▸ Directions: Look through the listing below and work out how many of its lines hold the word "JSON". Give only the number.

▸ The data:
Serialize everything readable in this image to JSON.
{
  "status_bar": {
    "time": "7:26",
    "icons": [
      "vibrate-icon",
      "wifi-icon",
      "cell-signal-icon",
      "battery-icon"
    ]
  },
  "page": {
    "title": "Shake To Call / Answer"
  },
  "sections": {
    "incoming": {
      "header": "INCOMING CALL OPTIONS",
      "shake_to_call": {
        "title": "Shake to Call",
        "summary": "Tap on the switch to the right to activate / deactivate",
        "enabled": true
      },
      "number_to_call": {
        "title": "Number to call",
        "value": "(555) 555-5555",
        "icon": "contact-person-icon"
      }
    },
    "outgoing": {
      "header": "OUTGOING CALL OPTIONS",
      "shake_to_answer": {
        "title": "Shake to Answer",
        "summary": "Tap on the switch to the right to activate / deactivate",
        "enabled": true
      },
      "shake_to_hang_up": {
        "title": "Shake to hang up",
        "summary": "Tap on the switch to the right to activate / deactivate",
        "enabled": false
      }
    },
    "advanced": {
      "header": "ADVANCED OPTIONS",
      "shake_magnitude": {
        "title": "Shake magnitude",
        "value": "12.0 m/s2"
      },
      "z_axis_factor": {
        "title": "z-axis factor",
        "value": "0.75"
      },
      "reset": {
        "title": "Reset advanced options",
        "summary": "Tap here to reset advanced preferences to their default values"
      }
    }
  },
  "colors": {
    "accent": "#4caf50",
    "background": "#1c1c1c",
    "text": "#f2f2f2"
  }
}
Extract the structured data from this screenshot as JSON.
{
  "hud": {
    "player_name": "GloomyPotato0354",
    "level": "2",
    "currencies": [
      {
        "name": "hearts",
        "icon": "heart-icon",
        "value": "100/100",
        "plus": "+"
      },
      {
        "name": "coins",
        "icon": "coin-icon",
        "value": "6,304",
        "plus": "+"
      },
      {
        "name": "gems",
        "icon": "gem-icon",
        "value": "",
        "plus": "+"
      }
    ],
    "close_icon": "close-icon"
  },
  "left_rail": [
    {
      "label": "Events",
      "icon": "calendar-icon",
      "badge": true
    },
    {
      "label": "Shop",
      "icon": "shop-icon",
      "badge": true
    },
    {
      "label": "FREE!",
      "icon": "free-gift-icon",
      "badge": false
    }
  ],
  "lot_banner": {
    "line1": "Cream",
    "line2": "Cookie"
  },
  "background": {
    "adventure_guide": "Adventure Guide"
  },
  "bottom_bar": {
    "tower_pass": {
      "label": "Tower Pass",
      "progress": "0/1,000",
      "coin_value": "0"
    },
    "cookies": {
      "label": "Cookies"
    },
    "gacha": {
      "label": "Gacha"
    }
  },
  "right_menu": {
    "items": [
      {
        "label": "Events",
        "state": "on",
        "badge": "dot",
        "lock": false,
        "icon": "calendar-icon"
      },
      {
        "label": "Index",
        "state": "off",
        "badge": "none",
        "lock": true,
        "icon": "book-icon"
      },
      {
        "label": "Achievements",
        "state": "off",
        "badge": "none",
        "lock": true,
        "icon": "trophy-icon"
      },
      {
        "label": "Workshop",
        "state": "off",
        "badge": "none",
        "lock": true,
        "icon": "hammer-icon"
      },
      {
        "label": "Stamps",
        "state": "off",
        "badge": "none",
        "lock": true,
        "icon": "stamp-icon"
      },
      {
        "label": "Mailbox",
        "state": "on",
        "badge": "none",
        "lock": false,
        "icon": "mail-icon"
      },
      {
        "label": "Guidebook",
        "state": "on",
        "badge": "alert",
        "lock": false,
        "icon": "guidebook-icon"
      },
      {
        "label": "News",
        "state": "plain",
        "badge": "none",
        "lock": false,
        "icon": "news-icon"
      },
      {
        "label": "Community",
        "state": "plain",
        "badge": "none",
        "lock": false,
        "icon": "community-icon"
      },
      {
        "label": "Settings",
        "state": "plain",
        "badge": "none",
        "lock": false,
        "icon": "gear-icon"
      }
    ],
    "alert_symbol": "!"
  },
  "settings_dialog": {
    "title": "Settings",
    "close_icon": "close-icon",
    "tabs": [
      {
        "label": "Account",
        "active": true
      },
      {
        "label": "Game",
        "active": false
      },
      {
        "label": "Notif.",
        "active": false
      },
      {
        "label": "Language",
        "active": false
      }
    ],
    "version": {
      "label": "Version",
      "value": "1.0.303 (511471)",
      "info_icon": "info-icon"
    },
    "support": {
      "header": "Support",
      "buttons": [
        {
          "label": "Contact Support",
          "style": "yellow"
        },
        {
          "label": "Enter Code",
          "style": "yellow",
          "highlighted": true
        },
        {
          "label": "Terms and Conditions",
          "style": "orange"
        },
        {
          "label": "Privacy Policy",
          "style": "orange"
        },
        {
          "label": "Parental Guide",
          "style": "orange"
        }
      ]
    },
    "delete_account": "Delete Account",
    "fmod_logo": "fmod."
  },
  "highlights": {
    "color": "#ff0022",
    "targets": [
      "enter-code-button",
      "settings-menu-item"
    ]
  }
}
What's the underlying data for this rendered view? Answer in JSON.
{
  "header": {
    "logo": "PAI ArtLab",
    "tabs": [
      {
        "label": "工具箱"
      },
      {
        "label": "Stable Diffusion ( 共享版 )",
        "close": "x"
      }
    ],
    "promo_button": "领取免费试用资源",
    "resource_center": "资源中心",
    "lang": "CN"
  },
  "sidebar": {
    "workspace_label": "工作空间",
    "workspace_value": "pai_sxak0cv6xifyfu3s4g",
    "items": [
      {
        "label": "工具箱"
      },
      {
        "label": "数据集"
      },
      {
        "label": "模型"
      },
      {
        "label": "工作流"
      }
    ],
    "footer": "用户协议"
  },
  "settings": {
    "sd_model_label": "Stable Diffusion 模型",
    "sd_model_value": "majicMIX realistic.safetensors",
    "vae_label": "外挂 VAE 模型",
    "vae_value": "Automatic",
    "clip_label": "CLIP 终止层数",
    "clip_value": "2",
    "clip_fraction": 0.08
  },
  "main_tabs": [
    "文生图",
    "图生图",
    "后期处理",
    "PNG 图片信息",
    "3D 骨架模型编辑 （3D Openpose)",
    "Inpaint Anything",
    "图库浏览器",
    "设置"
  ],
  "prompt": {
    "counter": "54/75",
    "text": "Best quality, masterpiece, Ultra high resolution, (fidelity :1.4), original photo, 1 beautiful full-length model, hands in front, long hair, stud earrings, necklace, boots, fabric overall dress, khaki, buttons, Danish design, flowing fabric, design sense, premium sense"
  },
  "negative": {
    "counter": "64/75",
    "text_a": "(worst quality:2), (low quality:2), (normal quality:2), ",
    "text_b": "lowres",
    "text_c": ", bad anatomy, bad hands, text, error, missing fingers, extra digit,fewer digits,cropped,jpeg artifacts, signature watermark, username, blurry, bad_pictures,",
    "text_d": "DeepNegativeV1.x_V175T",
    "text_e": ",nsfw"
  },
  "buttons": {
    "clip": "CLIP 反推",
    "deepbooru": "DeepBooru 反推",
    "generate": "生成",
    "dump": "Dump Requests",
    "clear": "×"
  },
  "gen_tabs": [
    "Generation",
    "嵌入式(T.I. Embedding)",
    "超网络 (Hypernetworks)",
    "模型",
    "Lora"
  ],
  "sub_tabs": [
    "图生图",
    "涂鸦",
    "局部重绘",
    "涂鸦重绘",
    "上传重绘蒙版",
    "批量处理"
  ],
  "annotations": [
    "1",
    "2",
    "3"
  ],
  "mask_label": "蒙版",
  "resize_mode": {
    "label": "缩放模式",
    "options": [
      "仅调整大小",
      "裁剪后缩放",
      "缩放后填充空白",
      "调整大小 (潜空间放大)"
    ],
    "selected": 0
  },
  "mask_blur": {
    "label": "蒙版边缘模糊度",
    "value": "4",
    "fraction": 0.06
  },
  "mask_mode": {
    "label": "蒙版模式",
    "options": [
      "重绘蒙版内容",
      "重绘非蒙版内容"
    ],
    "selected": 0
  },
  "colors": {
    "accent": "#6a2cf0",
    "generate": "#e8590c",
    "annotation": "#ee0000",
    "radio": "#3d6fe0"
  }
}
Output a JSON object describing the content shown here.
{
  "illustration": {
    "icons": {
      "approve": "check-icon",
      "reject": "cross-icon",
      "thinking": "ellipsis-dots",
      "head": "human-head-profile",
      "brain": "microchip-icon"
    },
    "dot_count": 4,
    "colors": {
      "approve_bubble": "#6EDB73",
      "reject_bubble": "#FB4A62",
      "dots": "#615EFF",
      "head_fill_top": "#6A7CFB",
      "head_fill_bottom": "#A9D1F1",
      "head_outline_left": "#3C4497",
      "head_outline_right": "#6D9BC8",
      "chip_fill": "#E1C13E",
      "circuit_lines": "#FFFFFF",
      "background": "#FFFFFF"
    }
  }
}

▸ Result for this exercise: 4